(Dataset rows describing interfaces)

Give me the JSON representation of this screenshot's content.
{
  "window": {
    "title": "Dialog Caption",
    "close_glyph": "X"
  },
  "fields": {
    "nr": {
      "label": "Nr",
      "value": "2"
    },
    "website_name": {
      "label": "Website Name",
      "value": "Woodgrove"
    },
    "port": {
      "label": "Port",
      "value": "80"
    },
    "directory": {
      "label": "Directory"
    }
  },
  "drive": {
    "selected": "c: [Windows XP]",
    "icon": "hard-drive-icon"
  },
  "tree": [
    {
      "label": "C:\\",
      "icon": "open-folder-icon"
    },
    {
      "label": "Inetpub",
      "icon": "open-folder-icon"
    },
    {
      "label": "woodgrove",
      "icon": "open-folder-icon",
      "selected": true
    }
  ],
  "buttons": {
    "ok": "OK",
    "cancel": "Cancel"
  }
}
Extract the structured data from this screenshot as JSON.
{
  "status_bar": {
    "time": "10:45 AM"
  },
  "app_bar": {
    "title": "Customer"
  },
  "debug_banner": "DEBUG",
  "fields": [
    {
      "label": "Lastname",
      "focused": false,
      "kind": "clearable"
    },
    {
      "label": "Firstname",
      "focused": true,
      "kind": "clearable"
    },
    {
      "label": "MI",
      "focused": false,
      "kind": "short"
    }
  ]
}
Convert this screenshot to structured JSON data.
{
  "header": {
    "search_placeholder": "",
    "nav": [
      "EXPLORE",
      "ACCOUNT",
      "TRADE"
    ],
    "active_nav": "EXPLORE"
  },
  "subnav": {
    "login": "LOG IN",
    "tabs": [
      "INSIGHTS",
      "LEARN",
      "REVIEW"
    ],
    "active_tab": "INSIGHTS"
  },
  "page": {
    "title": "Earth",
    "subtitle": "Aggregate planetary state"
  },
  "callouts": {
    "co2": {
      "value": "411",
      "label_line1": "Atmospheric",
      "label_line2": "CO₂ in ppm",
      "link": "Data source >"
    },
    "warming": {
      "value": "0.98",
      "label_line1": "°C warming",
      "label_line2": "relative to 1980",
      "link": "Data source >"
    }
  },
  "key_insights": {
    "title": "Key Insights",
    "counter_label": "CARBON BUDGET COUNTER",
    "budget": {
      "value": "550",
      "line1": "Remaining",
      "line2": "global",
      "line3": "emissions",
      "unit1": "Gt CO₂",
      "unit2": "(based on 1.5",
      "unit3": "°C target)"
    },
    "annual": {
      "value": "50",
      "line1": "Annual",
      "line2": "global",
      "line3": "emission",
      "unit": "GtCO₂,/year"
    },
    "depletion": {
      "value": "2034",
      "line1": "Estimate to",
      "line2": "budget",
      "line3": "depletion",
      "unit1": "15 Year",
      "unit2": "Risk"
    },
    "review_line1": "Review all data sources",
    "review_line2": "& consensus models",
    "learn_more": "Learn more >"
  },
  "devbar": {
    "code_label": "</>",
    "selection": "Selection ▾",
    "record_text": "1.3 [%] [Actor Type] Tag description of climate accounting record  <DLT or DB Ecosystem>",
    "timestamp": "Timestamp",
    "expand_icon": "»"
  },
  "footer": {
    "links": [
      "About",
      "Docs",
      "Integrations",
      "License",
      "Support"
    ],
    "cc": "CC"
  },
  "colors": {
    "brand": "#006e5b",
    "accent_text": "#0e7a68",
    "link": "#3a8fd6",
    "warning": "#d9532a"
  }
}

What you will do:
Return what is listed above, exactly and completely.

Answer box:
Give me the JSON representation of this screenshot's content.
{
  "window": {
    "title": "Dialog Caption",
    "close_glyph": "X"
  },
  "fields": {
    "nr": {
      "label": "Nr",
      "value": "2"
    },
    "website_name": {
      "label": "Website Name",
      "value": "Woodgrove"
    },
    "port": {
      "label": "Port",
      "value": "80"
    },
    "directory": {
      "label": "Directory"
    }
  },
  "drive": {
    "selected": "c: [Windows XP]",
    "icon": "hard-drive-icon"
  },
  "tree": [
    {
      "label": "C:\\",
      "icon": "open-folder-icon"
    },
    {
      "label": "Inetpub",
      "icon": "open-folder-icon"
    },
    {
      "label": "woodgrove",
      "icon": "open-folder-icon",
      "selected": true
    }
  ],
  "buttons": {
    "ok": "OK",
    "cancel": "Cancel"
  }
}
Extract the structured data from this screenshot as JSON.
{
  "status_bar": {
    "time": "10:45 AM"
  },
  "app_bar": {
    "title": "Customer"
  },
  "debug_banner": "DEBUG",
  "fields": [
    {
      "label": "Lastname",
      "focused": false,
      "kind": "clearable"
    },
    {
      "label": "Firstname",
      "focused": true,
      "kind": "clearable"
    },
    {
      "label": "MI",
      "focused": false,
      "kind": "short"
    }
  ]
}
Convert this screenshot to structured JSON data.
{
  "header": {
    "search_placeholder": "",
    "nav": [
      "EXPLORE",
      "ACCOUNT",
      "TRADE"
    ],
    "active_nav": "EXPLORE"
  },
  "subnav": {
    "login": "LOG IN",
    "tabs": [
      "INSIGHTS",
      "LEARN",
      "REVIEW"
    ],
    "active_tab": "INSIGHTS"
  },
  "page": {
    "title": "Earth",
    "subtitle": "Aggregate planetary state"
  },
  "callouts": {
    "co2": {
      "value": "411",
      "label_line1": "Atmospheric",
      "label_line2": "CO₂ in ppm",
      "link": "Data source >"
    },
    "warming": {
      "value": "0.98",
      "label_line1": "°C warming",
      "label_line2": "relative to 1980",
      "link": "Data source >"
    }
  },
  "key_insights": {
    "title": "Key Insights",
    "counter_label": "CARBON BUDGET COUNTER",
    "budget": {
      "value": "550",
      "line1": "Remaining",
      "line2": "global",
      "line3": "emissions",
      "unit1": "Gt CO₂",
      "unit2": "(based on 1.5",
      "unit3": "°C target)"
    },
    "annual": {
      "value": "50",
      "line1": "Annual",
      "line2": "global",
      "line3": "emission",
      "unit": "GtCO₂,/year"
    },
    "depletion": {
      "value": "2034",
      "line1": "Estimate to",
      "line2": "budget",
      "line3": "depletion",
      "unit1": "15 Year",
      "unit2": "Risk"
    },
    "review_line1": "Review all data sources",
    "review_line2": "& consensus models",
    "learn_more": "Learn more >"
  },
  "devbar": {
    "code_label": "</>",
    "selection": "Selection ▾",
    "record_text": "1.3 [%] [Actor Type] Tag description of climate accounting record  <DLT or DB Ecosystem>",
    "timestamp": "Timestamp",
    "expand_icon": "»"
  },
  "footer": {
    "links": [
      "About",
      "Docs",
      "Integrations",
      "License",
      "Support"
    ],
    "cc": "CC"
  },
  "colors": {
    "brand": "#006e5b",
    "accent_text": "#0e7a68",
    "link": "#3a8fd6",
    "warning": "#d9532a"
  }
}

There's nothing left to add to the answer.